Luis de Jesus

This article was originally featured in Connect: Spring 2015

“Our patients are endearing and intriguing. Not only are they smart and eager to learn and make healthy lifestyle changes, they are founts of knowledge given their varied ethnic and cultural backgrounds,” notes de Jesus. “Their energy and enthusiasm keep me young,” he smiles, “an invaluable perk of my job.”

An immigrant himself (de Jesus emigrated from the Philippines in 1988), de Jesus proudly boasts that the composition of Health Services’ staff parallels the diversity of RU–N’s student body. “It fosters a more welcoming environment to have health care professionals who resemble our patients. Moreover, having highly competent, hardworking personnel makes the experience all the better.”

De Jesus primarily provides internal or general medicine care to his patients. He focuses on the prevention and treatment of infectious diseases (colds, influenza, pneumonia, and sexually transmitted diseases) and chronic diseases (asthma, high cholesterol, diabetes, and high blood pressure). He also counsels on smoking cessation, nutrition, and exercise.

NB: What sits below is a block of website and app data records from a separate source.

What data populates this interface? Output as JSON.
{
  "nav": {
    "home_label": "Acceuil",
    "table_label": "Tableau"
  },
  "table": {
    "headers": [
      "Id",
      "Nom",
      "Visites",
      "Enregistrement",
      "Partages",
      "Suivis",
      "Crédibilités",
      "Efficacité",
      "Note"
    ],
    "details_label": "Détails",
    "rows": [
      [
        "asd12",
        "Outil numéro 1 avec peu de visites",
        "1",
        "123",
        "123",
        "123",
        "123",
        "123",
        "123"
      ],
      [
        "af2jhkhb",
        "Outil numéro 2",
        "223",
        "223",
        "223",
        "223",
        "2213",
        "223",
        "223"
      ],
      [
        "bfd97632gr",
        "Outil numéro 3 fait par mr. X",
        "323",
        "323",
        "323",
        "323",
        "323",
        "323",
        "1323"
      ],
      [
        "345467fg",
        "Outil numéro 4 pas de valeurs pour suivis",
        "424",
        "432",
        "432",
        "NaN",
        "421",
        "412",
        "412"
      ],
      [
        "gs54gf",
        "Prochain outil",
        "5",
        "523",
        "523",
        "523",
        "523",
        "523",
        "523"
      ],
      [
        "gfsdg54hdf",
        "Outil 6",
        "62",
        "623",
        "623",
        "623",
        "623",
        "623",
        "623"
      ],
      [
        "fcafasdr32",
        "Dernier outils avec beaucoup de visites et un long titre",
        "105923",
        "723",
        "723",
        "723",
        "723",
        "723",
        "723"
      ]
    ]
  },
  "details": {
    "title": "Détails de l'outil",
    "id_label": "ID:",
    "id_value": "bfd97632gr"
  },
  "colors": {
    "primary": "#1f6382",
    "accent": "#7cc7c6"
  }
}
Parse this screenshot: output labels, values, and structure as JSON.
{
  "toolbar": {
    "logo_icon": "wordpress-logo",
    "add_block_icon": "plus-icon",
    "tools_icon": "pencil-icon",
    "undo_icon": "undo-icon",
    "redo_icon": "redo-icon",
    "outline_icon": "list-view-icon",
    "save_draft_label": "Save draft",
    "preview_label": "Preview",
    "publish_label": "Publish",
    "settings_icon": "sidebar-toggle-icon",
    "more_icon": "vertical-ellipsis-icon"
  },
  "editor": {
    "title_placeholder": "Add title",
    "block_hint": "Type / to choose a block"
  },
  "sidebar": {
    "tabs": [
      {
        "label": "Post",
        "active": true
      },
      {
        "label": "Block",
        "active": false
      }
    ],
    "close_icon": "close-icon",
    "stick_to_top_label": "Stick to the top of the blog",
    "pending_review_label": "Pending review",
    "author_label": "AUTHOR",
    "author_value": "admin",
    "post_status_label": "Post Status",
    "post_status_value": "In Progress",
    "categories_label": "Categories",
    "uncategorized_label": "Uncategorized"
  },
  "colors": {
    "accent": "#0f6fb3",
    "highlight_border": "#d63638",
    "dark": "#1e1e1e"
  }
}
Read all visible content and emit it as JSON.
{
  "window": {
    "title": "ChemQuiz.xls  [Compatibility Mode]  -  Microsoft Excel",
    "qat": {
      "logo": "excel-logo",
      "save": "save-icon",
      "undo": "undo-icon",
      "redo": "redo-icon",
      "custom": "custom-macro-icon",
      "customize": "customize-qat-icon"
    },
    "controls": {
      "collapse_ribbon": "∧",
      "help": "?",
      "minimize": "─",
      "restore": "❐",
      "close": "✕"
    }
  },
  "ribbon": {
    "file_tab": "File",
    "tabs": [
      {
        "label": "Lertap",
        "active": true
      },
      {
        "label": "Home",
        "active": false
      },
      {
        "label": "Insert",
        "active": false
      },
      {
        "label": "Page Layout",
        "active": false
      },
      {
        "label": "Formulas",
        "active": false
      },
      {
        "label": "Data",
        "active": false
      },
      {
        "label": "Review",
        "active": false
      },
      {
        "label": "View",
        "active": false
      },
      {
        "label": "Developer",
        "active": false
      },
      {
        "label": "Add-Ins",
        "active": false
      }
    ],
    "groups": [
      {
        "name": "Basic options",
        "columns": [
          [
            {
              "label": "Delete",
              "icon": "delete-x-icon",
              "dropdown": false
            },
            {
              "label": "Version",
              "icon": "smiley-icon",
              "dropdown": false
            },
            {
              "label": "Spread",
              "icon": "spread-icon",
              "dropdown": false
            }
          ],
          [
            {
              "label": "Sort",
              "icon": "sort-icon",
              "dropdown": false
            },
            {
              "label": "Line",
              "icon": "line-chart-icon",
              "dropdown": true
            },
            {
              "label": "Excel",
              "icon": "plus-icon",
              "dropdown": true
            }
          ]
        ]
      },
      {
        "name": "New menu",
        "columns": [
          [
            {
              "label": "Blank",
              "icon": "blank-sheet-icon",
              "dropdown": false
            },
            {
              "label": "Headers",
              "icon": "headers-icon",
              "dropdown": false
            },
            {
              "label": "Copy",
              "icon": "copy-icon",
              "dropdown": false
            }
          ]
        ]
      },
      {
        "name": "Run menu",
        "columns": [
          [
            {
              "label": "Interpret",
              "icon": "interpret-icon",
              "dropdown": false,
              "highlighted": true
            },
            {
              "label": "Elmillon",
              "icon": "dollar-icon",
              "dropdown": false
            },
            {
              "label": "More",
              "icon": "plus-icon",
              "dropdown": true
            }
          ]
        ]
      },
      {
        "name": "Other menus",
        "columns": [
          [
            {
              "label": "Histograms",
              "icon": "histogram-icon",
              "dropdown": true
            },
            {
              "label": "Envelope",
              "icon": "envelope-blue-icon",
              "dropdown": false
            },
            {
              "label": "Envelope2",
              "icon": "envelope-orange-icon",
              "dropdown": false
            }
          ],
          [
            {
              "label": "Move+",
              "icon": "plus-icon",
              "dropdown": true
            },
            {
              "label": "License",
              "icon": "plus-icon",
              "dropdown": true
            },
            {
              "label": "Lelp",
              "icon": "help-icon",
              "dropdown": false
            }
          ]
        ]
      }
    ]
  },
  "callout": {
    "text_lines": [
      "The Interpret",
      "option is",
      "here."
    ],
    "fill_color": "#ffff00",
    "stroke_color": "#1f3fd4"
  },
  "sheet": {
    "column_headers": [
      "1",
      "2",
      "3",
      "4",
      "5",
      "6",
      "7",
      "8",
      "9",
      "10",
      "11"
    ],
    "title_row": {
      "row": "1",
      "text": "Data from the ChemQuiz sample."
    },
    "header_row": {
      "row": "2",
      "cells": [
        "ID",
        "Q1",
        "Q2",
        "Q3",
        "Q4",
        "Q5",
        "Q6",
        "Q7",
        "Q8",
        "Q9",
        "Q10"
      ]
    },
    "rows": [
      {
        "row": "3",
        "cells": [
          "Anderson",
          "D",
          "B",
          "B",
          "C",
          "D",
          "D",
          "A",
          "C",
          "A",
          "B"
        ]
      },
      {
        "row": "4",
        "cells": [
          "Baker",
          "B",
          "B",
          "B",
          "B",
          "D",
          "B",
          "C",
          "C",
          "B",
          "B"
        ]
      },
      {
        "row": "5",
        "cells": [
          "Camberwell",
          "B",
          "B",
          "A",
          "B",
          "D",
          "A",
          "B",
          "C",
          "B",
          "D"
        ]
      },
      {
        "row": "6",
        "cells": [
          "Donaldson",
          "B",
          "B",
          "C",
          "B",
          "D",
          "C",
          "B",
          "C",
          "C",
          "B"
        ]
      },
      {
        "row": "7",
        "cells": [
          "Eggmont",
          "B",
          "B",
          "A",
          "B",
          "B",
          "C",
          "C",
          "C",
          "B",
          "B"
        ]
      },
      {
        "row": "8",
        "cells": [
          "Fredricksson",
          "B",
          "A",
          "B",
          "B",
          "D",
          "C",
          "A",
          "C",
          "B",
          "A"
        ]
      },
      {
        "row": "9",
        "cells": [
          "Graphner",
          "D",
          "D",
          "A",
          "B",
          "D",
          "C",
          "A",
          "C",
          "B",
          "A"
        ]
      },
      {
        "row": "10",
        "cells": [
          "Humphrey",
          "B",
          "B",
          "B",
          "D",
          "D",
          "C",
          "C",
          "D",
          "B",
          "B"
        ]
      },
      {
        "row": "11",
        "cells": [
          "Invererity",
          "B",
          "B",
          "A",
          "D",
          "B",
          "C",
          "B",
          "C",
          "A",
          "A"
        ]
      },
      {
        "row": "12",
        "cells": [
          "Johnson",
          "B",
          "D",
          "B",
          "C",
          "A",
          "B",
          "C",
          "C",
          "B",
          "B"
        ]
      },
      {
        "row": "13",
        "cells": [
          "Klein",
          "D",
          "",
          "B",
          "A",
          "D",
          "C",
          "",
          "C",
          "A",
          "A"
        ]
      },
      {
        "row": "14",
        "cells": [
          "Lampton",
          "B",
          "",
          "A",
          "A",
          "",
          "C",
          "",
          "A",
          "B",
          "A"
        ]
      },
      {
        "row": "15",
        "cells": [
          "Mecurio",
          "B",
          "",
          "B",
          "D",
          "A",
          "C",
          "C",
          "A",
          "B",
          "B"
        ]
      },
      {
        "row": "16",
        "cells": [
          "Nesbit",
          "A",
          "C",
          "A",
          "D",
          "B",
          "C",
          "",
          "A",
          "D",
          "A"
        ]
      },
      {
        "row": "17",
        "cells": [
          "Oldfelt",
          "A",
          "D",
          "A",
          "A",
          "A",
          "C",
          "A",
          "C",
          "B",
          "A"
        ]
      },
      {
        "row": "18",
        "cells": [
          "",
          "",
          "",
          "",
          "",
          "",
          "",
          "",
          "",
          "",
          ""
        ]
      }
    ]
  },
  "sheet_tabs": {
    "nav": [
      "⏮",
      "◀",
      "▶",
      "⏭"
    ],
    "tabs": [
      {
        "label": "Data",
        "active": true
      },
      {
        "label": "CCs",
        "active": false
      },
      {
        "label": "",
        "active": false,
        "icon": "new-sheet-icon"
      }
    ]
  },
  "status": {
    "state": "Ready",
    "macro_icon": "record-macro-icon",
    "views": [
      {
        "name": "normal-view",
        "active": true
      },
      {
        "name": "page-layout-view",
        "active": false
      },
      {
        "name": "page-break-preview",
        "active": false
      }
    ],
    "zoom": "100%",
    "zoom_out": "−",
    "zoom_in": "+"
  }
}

When he’s not seeing patients, de Jesus is busy maintaining and writing content for the Health Services website. He vigilantly follows public health threats, like the recent measles outbreak, and continually posts alerts and useful advice. De Jesus also spearheaded Health Services’ environmentally conscious move to electronic medical records. After a yearlong transition toward a paperless infrastructure, all data now are stored in one secure place, at one’s fingertips.

“I can’t overstate what a tremendous advantage this is in treating patients. No more pieces of paper getting lost; followup tasks are easier to track; nothing falls through the cracks; and data retrieval is much faster for doctors and patients. This effort probably is one of my greatest contributions to Health Services to date.”

Also rewarding to de Jesus is his time spent in the classroom. He is a frequent guest lecturer of Dr. Sandra Samuels’s “Health and Social Justice” course where he shares with undergraduate students his insight on health disparities, preventable diseases, and sexually transmitted infections.

To avoid becoming a familiar cliché, “all work and no play …,” for recreation, de Jesus and his spouse of 17 years hike up and down New York’s Adirondack Mountains during warmer months, enjoying the majestic views. The peace and tranquility are a welcome contrast to the verve and pulse of the Big Apple, de Jesus’s place of residency, and Brick City, his place of employment.